Privacy, as its English usage suggests, is a place and a possession as much as an idea or abstract right—a physical realm supposedly separate from public view. In a world in which technology permeates the personal, the everyday, the intimate, what meaning does this value have? Where privacy is voluntarily surrendered, what is it worth to individuals? And where the internet makes possible mass surveillance, what protections are there for the space, and the experience, of privacy? This conference examines not only the legal arrangements affecting privacy—and the time-lag between law and technological advance—but privacy as a philosophical concept and a cultural tenet. What divisions of activity and status created the idea of “privacy” in the first instance? Is it a disappearing value, or is its erosion a source of crisis? Does the sheer extensiveness of the surveillance enabled by technologies of communication cancel the significance of such monitoring, or generate new forms of persecution?

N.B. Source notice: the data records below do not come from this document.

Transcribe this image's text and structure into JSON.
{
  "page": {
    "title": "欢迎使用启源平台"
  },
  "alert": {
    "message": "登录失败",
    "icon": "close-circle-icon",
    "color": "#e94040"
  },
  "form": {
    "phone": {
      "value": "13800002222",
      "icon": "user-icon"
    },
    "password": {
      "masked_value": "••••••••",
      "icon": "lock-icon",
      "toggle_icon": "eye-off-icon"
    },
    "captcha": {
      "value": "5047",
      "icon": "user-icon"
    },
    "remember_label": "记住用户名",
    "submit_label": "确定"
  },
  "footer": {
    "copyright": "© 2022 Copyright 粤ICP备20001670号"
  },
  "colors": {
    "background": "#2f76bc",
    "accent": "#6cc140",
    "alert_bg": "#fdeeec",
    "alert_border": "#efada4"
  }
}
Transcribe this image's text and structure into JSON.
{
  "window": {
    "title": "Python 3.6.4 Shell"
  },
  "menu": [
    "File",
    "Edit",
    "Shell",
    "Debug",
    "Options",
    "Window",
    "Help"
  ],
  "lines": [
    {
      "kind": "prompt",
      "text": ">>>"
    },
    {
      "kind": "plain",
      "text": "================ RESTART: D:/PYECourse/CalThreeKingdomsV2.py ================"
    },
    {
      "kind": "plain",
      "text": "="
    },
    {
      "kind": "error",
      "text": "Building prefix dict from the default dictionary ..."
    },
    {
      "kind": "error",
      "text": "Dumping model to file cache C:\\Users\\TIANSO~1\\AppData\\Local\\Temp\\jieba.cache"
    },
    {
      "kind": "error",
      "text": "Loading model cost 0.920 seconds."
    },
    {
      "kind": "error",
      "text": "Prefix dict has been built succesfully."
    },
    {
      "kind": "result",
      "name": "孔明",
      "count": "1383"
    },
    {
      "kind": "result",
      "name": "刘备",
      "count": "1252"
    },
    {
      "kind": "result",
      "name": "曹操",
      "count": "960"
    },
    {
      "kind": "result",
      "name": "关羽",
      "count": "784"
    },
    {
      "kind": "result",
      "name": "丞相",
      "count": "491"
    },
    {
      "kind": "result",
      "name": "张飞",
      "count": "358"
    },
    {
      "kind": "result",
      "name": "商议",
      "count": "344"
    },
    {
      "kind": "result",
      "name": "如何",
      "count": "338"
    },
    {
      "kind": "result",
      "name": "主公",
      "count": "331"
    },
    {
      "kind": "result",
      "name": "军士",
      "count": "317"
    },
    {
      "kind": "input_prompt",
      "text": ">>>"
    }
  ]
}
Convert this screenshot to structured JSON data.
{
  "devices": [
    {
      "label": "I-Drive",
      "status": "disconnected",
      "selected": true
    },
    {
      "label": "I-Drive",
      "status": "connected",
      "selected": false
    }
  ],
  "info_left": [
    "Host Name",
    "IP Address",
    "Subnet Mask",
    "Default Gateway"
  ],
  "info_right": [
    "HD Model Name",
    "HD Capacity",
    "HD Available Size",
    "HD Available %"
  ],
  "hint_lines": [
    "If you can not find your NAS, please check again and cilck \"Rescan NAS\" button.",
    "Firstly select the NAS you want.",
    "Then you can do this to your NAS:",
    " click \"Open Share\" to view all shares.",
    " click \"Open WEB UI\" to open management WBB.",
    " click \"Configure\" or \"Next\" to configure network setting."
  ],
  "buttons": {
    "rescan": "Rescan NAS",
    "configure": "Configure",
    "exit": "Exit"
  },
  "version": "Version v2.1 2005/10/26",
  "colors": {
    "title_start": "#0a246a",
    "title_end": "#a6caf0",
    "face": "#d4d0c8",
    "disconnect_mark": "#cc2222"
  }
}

Alexander García Düttmann
Time: 7-8 May 2015
Venue: ICI Berlin
The international conference is a cooperation between Bard College Berlin - A Liberal Arts University, the Center for Civic Engagement, the ICI Berlin, and the Hannah Arendt Center at Bard College in New York. With support from the Zeit-Stiftung